## WHAT THE EXERCISE ASKS
While you copy the lines below, skip the pictures and keep the rest exact.

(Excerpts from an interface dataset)
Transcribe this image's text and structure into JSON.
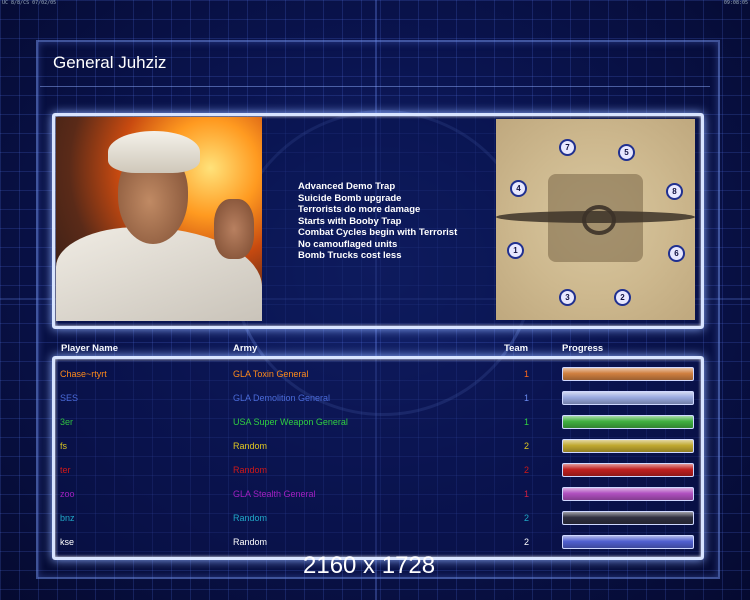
{
  "status": {
    "left": "UC 8/8/CS 07/02/05",
    "right": "09:08:05"
  },
  "title": "General Juhziz",
  "traits": [
    "Advanced Demo Trap",
    "Suicide Bomb upgrade",
    "Terrorists do more damage",
    "Starts with Booby Trap",
    "Combat Cycles begin with Terrorist",
    "No camouflaged units",
    "Bomb Trucks cost less"
  ],
  "map_spots": [
    "7",
    "5",
    "4",
    "8",
    "1",
    "6",
    "3",
    "2"
  ],
  "columns": {
    "name": "Player Name",
    "army": "Army",
    "team": "Team",
    "progress": "Progress"
  },
  "players": [
    {
      "name": "Chase~rtyrt",
      "army": "GLA Toxin General",
      "team": "1",
      "name_color": "#ff8a1a",
      "army_color": "#ff8a1a",
      "team_color": "#ff6a1a",
      "bar_color": "#d08040",
      "progress": 1.0
    },
    {
      "name": "SES",
      "army": "GLA Demolition General",
      "team": "1",
      "name_color": "#4a6ad8",
      "army_color": "#4a6ad8",
      "team_color": "#6a8af0",
      "bar_color": "#9aaae0",
      "progress": 1.0
    },
    {
      "name": "3er",
      "army": "USA Super Weapon General",
      "team": "1",
      "name_color": "#30c040",
      "army_color": "#30d040",
      "team_color": "#30d040",
      "bar_color": "#40b040",
      "progress": 1.0
    },
    {
      "name": "fs",
      "army": "Random",
      "team": "2",
      "name_color": "#d8c420",
      "army_color": "#e0c820",
      "team_color": "#e0c820",
      "bar_color": "#c0a830",
      "progress": 1.0
    },
    {
      "name": "ter",
      "army": "Random",
      "team": "2",
      "name_color": "#d01818",
      "army_color": "#d01818",
      "team_color": "#d01818",
      "bar_color": "#c02020",
      "progress": 1.0
    },
    {
      "name": "zoo",
      "army": "GLA Stealth General",
      "team": "1",
      "name_color": "#a020c0",
      "army_color": "#a020c0",
      "team_color": "#d02040",
      "bar_color": "#b050c0",
      "progress": 1.0
    },
    {
      "name": "bnz",
      "army": "Random",
      "team": "2",
      "name_color": "#20a8c8",
      "army_color": "#20a8c8",
      "team_color": "#20a8c8",
      "bar_color": "#303040",
      "progress": 1.0
    },
    {
      "name": "kse",
      "army": "Random",
      "team": "2",
      "name_color": "#ffffff",
      "army_color": "#ffffff",
      "team_color": "#ffffff",
      "bar_color": "#5060d0",
      "progress": 1.0
    }
  ],
  "resolution": "2160 x 1728"
}
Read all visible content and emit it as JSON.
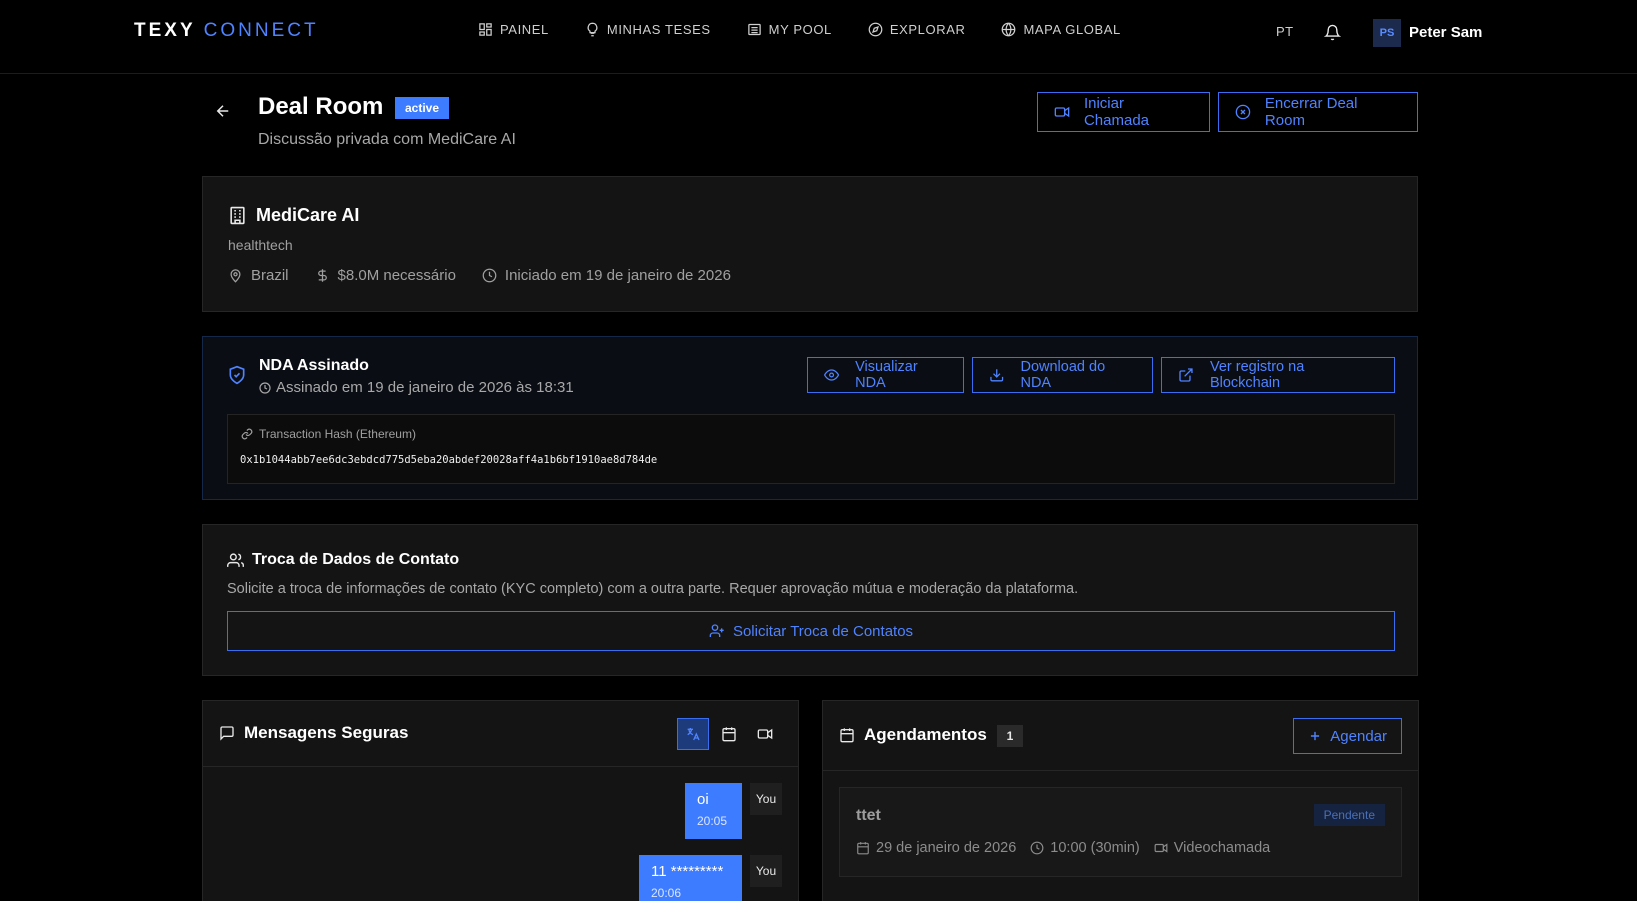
{
  "brand": {
    "part1": "TEXY",
    "part2": "CONNECT"
  },
  "nav": {
    "items": [
      {
        "label": "PAINEL",
        "icon": "grid-icon"
      },
      {
        "label": "MINHAS TESES",
        "icon": "lightbulb-icon"
      },
      {
        "label": "MY POOL",
        "icon": "archive-icon"
      },
      {
        "label": "EXPLORAR",
        "icon": "compass-icon"
      },
      {
        "label": "MAPA GLOBAL",
        "icon": "globe-icon"
      }
    ],
    "language": "PT",
    "user": {
      "initials": "PS",
      "name": "Peter Sam"
    }
  },
  "header": {
    "title": "Deal Room",
    "status": "active",
    "subtitle": "Discussão privada com MediCare AI",
    "call_button": "Iniciar Chamada",
    "close_button": "Encerrar Deal Room"
  },
  "company": {
    "name": "MediCare AI",
    "sector": "healthtech",
    "country": "Brazil",
    "funding": "$8.0M necessário",
    "started": "Iniciado em 19 de janeiro de 2026"
  },
  "nda": {
    "title": "NDA Assinado",
    "signed_at": "Assinado em 19 de janeiro de 2026 às 18:31",
    "view_button": "Visualizar NDA",
    "download_button": "Download do NDA",
    "blockchain_button": "Ver registro na Blockchain",
    "hash_label": "Transaction Hash (Ethereum)",
    "hash_value": "0x1b1044abb7ee6dc3ebdcd775d5eba20abdef20028aff4a1b6bf1910ae8d784de"
  },
  "kyc": {
    "title": "Troca de Dados de Contato",
    "description": "Solicite a troca de informações de contato (KYC completo) com a outra parte. Requer aprovação mútua e moderação da plataforma.",
    "button": "Solicitar Troca de Contatos"
  },
  "messages": {
    "title": "Mensagens Seguras",
    "items": [
      {
        "text": "oi",
        "time": "20:05",
        "sender": "You"
      },
      {
        "text": "11 *********",
        "time": "20:06",
        "sender": "You"
      }
    ]
  },
  "schedule": {
    "title": "Agendamentos",
    "count": "1",
    "button": "Agendar",
    "items": [
      {
        "title": "ttet",
        "status": "Pendente",
        "date": "29 de janeiro de 2026",
        "time": "10:00 (30min)",
        "type": "Videochamada"
      }
    ]
  },
  "colors": {
    "accent": "#3d7bff",
    "background": "#000000",
    "card": "#141414"
  }
}
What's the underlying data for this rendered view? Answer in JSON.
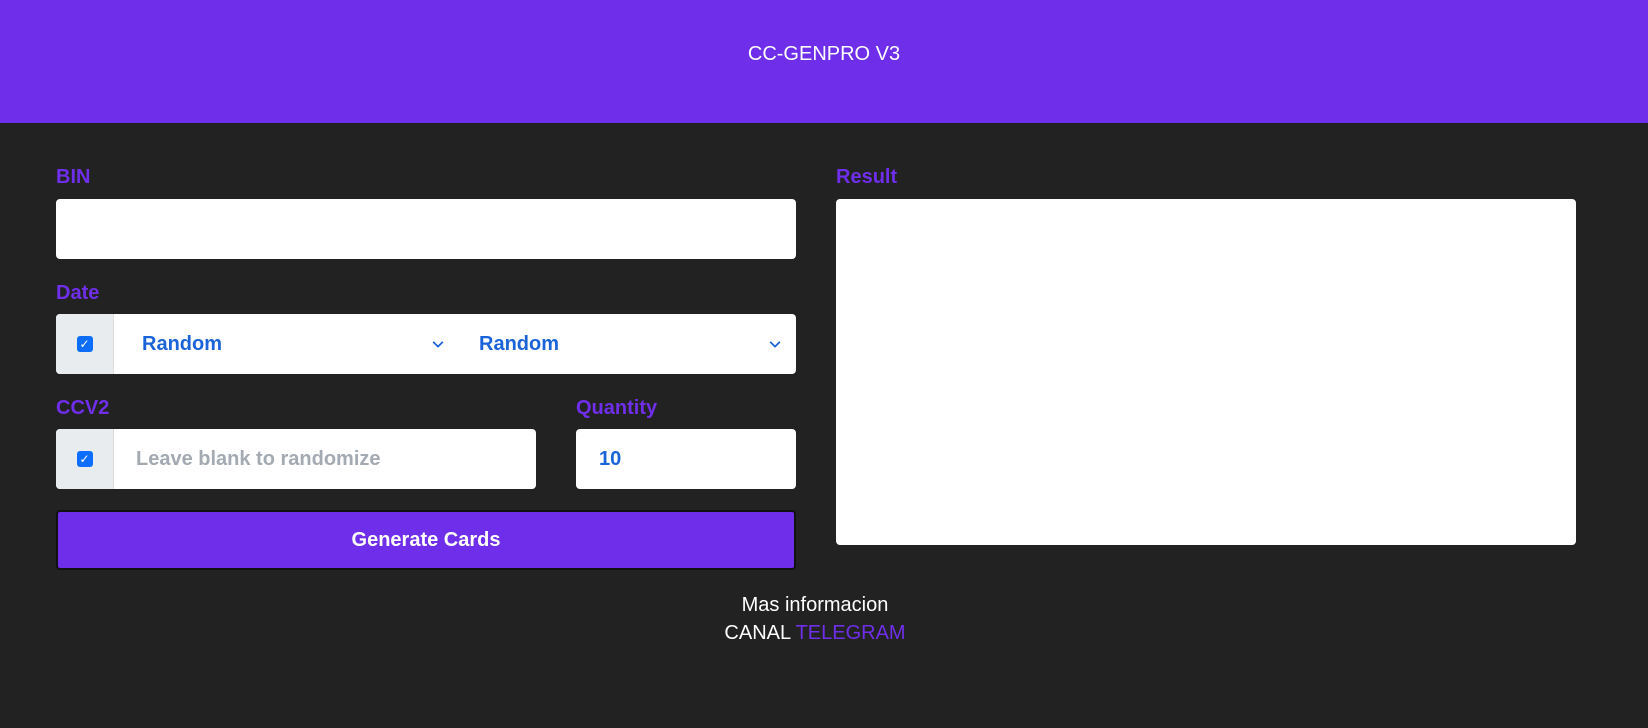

## EXERCISE RESULT
Transcribe this image's text and structure into JSON.
{
  "status": {
    "left": "UC 8/8/CS 07/02/05",
    "right": "09:08:05"
  },
  "title": "General Juhziz",
  "traits": [
    "Advanced Demo Trap",
    "Suicide Bomb upgrade",
    "Terrorists do more damage",
    "Starts with Booby Trap",
    "Combat Cycles begin with Terrorist",
    "No camouflaged units",
    "Bomb Trucks cost less"
  ],
  "map_spots": [
    "7",
    "5",
    "4",
    "8",
    "1",
    "6",
    "3",
    "2"
  ],
  "columns": {
    "name": "Player Name",
    "army": "Army",
    "team": "Team",
    "progress": "Progress"
  },
  "players": [
    {
      "name": "Chase~rtyrt",
      "army": "GLA Toxin General",
      "team": "1",
      "name_color": "#ff8a1a",
      "army_color": "#ff8a1a",
      "team_color": "#ff6a1a",
      "bar_color": "#d08040",
      "progress": 1.0
    },
    {
      "name": "SES",
      "army": "GLA Demolition General",
      "team": "1",
      "name_color": "#4a6ad8",
      "army_color": "#4a6ad8",
      "team_color": "#6a8af0",
      "bar_color": "#9aaae0",
      "progress": 1.0
    },
    {
      "name": "3er",
      "army": "USA Super Weapon General",
      "team": "1",
      "name_color": "#30c040",
      "army_color": "#30d040",
      "team_color": "#30d040",
      "bar_color": "#40b040",
      "progress": 1.0
    },
    {
      "name": "fs",
      "army": "Random",
      "team": "2",
      "name_color": "#d8c420",
      "army_color": "#e0c820",
      "team_color": "#e0c820",
      "bar_color": "#c0a830",
      "progress": 1.0
    },
    {
      "name": "ter",
      "army": "Random",
      "team": "2",
      "name_color": "#d01818",
      "army_color": "#d01818",
      "team_color": "#d01818",
      "bar_color": "#c02020",
      "progress": 1.0
    },
    {
      "name": "zoo",
      "army": "GLA Stealth General",
      "team": "1",
      "name_color": "#a020c0",
      "army_color": "#a020c0",
      "team_color": "#d02040",
      "bar_color": "#b050c0",
      "progress": 1.0
    },
    {
      "name": "bnz",
      "army": "Random",
      "team": "2",
      "name_color": "#20a8c8",
      "army_color": "#20a8c8",
      "team_color": "#20a8c8",
      "bar_color": "#303040",
      "progress": 1.0
    },
    {
      "name": "kse",
      "army": "Random",
      "team": "2",
      "name_color": "#ffffff",
      "army_color": "#ffffff",
      "team_color": "#ffffff",
      "bar_color": "#5060d0",
      "progress": 1.0
    }
  ],
  "resolution": "2160 x 1728"
}
Read all visible content and emit it as JSON.
{
  "brand": {
    "part1": "TEXY",
    "part2": "CONNECT"
  },
  "nav": {
    "items": [
      {
        "label": "PAINEL",
        "icon": "grid-icon"
      },
      {
        "label": "MINHAS TESES",
        "icon": "lightbulb-icon"
      },
      {
        "label": "MY POOL",
        "icon": "archive-icon"
      },
      {
        "label": "EXPLORAR",
        "icon": "compass-icon"
      },
      {
        "label": "MAPA GLOBAL",
        "icon": "globe-icon"
      }
    ],
    "language": "PT",
    "user": {
      "initials": "PS",
      "name": "Peter Sam"
    }
  },
  "header": {
    "title": "Deal Room",
    "status": "active",
    "subtitle": "Discussão privada com MediCare AI",
    "call_button": "Iniciar Chamada",
    "close_button": "Encerrar Deal Room"
  },
  "company": {
    "name": "MediCare AI",
    "sector": "healthtech",
    "country": "Brazil",
    "funding": "$8.0M necessário",
    "started": "Iniciado em 19 de janeiro de 2026"
  },
  "nda": {
    "title": "NDA Assinado",
    "signed_at": "Assinado em 19 de janeiro de 2026 às 18:31",
    "view_button": "Visualizar NDA",
    "download_button": "Download do NDA",
    "blockchain_button": "Ver registro na Blockchain",
    "hash_label": "Transaction Hash (Ethereum)",
    "hash_value": "0x1b1044abb7ee6dc3ebdcd775d5eba20abdef20028aff4a1b6bf1910ae8d784de"
  },
  "kyc": {
    "title": "Troca de Dados de Contato",
    "description": "Solicite a troca de informações de contato (KYC completo) com a outra parte. Requer aprovação mútua e moderação da plataforma.",
    "button": "Solicitar Troca de Contatos"
  },
  "messages": {
    "title": "Mensagens Seguras",
    "items": [
      {
        "text": "oi",
        "time": "20:05",
        "sender": "You"
      },
      {
        "text": "11 *********",
        "time": "20:06",
        "sender": "You"
      }
    ]
  },
  "schedule": {
    "title": "Agendamentos",
    "count": "1",
    "button": "Agendar",
    "items": [
      {
        "title": "ttet",
        "status": "Pendente",
        "date": "29 de janeiro de 2026",
        "time": "10:00 (30min)",
        "type": "Videochamada"
      }
    ]
  },
  "colors": {
    "accent": "#3d7bff",
    "background": "#000000",
    "card": "#141414"
  }
}
What's the underlying data for this rendered view? Answer in JSON.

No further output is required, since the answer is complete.